User Rank: Apprentice
3/14/2014 | 4:43:05 PM
re: Bitcoin, Meet Darwin: Crypto Currency's Future
"Did (s)he just say that?" On a serious note, that's definitely in the realm of the probable. However, validation of the blockchains will tell the government exactly who's wallets have been used for every transaction. In the government's eyes that's a huge plus over paper money!
gev
50%
50%
gev,
User Rank: Moderator
3/13/2014 | 1:15:06 PM
re: Bitcoin, Meet Darwin: Crypto Currency's Future
...and all the official government currencies are going to become crypto currencies themselves," he said ...
and pigs will fly
Register for Dark Reading Newsletters
Partner Perspectives
What's This?
In a digital world inundated with advanced security threats, Intel Security seeks to transform how we live and work to keep our information secure. Through hardware and software development, Intel Security delivers robust solutions that integrate security into every layer of every digital device. In combining the security expertise of McAfee with the innovation, performance, and trust of Intel, this vision becomes a reality.

As we rely on technology to enhance our everyday and business life, we must too consider the security of the intellectual property and confidential data that is housed on these devices. As we increase the number of devices we use, we increase the number of gateways and opportunity for security threats. Intel Security takes the “security connected” approach to ensure that every device is secure, and that all security solutions are seamlessly integrated.
Featured Writers
White Papers
Cartoon
Current Issue
Dark Reading's October Tech Digest
Fast data analysis can stymie attacks and strengthen enterprise security.
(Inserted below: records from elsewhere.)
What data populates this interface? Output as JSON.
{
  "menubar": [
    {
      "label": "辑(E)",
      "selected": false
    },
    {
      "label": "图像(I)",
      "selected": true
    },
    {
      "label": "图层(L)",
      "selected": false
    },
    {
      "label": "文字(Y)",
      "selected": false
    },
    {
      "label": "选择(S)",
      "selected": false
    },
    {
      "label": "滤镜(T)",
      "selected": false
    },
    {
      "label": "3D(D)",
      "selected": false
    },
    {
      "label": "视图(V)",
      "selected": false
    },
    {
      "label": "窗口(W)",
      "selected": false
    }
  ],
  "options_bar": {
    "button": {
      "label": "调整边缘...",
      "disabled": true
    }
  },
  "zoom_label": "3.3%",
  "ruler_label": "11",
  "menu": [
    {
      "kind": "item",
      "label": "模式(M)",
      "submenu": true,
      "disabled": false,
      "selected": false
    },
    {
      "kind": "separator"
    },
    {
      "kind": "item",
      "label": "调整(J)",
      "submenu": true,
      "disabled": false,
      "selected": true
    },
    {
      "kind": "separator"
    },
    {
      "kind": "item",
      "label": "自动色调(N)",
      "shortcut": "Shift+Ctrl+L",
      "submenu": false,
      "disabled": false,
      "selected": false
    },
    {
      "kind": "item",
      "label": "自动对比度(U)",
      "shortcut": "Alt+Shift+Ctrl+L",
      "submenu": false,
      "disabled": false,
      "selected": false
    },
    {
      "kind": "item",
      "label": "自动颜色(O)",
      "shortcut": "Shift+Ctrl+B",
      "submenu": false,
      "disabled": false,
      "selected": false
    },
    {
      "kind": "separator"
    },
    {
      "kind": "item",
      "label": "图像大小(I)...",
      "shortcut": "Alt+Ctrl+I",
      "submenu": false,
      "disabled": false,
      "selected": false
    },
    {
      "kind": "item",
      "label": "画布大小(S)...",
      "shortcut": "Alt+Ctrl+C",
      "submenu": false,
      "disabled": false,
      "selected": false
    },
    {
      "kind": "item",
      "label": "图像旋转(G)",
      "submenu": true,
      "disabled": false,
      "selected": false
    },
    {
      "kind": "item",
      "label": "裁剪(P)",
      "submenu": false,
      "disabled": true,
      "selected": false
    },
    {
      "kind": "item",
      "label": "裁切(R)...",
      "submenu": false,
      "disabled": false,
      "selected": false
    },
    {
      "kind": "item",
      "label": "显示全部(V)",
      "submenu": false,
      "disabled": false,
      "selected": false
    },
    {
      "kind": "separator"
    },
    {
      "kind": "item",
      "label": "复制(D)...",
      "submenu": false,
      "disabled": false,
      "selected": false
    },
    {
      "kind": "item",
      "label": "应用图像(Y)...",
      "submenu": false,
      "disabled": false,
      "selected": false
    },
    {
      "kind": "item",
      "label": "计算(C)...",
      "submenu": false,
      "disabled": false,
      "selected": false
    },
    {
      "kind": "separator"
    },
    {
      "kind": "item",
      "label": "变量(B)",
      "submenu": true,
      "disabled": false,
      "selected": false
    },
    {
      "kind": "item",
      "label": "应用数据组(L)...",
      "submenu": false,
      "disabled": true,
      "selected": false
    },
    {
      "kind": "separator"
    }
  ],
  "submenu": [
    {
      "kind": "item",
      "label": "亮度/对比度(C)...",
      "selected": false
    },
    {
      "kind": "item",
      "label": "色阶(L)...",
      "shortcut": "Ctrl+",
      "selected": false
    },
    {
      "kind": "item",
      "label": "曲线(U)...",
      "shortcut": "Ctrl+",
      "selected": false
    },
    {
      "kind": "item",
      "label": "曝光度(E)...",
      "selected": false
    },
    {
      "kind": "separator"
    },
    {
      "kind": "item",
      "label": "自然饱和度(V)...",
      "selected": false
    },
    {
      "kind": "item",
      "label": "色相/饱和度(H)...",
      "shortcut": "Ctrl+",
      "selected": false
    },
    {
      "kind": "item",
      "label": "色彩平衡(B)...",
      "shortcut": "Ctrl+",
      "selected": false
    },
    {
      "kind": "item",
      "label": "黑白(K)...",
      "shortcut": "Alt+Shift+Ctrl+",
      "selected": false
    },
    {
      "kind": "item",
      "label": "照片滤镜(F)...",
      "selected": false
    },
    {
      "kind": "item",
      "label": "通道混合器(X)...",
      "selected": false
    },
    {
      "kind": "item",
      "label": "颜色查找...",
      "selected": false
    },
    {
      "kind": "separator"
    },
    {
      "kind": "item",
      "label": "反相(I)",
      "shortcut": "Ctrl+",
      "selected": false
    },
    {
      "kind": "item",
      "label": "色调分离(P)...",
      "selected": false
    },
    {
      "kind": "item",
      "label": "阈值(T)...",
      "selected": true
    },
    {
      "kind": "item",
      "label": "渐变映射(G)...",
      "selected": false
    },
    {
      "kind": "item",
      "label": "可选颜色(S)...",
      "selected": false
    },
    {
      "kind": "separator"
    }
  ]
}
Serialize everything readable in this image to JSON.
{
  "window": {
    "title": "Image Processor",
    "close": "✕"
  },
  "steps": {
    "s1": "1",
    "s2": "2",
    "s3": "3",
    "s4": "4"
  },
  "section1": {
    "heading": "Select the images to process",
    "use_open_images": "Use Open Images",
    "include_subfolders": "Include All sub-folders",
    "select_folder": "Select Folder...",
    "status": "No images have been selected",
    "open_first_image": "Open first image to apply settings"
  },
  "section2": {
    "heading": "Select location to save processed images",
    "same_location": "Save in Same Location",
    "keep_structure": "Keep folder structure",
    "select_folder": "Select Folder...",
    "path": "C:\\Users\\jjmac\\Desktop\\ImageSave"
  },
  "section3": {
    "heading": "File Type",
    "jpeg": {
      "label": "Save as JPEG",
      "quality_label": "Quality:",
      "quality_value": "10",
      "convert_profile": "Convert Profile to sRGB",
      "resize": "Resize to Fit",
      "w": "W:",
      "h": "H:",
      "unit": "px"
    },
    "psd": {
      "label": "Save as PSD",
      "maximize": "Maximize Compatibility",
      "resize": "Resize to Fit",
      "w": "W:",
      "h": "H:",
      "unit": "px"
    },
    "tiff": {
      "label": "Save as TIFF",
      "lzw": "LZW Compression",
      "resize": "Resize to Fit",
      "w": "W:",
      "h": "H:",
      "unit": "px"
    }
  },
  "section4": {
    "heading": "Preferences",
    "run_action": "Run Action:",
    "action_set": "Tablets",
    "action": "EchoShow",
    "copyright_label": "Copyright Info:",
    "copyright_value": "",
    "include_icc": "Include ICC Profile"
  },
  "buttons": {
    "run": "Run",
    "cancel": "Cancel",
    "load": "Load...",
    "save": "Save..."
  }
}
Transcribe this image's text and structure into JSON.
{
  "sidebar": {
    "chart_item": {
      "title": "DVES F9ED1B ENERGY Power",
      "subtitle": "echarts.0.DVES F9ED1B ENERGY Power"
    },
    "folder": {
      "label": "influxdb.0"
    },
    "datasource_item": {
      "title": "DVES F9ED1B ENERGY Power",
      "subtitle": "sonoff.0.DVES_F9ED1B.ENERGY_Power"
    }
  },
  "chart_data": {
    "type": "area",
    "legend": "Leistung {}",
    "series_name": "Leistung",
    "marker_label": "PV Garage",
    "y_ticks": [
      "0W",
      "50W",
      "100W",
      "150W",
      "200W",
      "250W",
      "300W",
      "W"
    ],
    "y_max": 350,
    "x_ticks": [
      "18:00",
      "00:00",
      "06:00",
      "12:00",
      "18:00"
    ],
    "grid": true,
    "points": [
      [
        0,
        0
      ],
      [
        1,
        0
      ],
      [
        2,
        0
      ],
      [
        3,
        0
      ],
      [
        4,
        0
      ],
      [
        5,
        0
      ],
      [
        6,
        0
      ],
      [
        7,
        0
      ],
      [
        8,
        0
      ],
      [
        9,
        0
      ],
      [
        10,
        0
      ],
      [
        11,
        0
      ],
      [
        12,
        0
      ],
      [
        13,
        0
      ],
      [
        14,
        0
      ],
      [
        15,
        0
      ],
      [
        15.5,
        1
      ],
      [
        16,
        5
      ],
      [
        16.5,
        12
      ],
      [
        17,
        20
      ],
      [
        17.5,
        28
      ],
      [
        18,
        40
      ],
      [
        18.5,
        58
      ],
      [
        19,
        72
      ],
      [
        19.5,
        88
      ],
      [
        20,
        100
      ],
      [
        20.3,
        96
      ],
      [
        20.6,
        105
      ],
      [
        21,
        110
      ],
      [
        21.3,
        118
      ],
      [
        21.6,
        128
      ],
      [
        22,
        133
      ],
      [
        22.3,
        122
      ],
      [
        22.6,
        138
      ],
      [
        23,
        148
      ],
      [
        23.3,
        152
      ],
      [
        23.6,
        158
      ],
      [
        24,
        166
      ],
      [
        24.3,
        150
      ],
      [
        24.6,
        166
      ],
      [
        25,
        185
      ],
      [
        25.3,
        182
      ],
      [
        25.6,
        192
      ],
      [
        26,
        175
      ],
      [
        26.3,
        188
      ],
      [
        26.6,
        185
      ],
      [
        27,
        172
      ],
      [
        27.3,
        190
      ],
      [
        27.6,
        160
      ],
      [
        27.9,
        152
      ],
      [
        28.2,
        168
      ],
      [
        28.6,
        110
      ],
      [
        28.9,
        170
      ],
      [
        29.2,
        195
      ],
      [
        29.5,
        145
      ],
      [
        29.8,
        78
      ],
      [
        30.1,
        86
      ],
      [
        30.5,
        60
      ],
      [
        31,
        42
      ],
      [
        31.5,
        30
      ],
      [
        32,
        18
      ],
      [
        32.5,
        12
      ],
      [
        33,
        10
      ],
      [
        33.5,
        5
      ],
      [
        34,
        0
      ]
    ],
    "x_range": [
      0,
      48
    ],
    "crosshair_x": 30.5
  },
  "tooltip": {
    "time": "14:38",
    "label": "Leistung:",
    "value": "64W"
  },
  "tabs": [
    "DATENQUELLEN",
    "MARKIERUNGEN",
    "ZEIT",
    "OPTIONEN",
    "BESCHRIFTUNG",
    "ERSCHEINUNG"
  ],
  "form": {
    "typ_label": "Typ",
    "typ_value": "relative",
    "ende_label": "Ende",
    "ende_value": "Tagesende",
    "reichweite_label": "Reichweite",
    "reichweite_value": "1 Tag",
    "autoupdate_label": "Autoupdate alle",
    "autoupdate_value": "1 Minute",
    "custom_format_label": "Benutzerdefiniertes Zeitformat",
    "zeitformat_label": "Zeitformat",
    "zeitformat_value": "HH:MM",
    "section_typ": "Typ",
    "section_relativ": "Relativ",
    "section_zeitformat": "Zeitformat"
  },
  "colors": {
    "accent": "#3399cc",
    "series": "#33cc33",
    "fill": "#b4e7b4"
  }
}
Does your team have the data smarts?
Flash Poll
Video
Slideshows
Twitter Feed
Dark Reading - Bug Report
Bug Report
Enterprise Vulnerabilities
From DHS/US-CERT's National Vulnerability Database
CVE-2013-0334
Published: 2014-10-31
Bundler before 1.7, when multiple top-level source lines are used, allows remote attackers to install arbitrary gems by creating a gem with the same name as another gem in a different source.

CVE-2014-2334
Published: 2014-10-31
Multiple cross-site scripting (XSS) vulnerabilities in the Web User Interface in Fortinet FortiAnalyzer before 5.0.7 allow remote attackers to inject arbitrary web script or HTML via unspecified vectors, a different vulnerability than CVE-2014-2336.

CVE-2014-2335
Published: 2014-10-31
Multiple cross-site scripting (XSS) vulnerabilities in the Web User Interface in Fortinet FortiManager before 5.0.7 allow remote attackers to inject arbitrary web script or HTML via unspecified vectors, a different vulnerability than CVE-2014-2336.

CVE-2014-2336
Published: 2014-10-31
Multiple cross-site scripting (XSS) vulnerabilities in the Web User Interface in Fortinet FortiManager before 5.0.7 and FortiAnalyzer before 5.0.7 allow remote attackers to inject arbitrary web script or HTML via unspecified vectors, a different vulnerability than CVE-2014-2334 and CVE-2014-2335.

CVE-2014-3366
Published: 2014-10-31
SQL injection vulnerability in the administrative web interface in Cisco Unified Communications Manager allows remote authenticated users to execute arbitrary SQL commands via a crafted response, aka Bug ID CSCup88089.

Best of the Web
Dark Reading Radio
Archived Dark Reading Radio
Follow Dark Reading editors into the field as they talk with noted experts from the security world.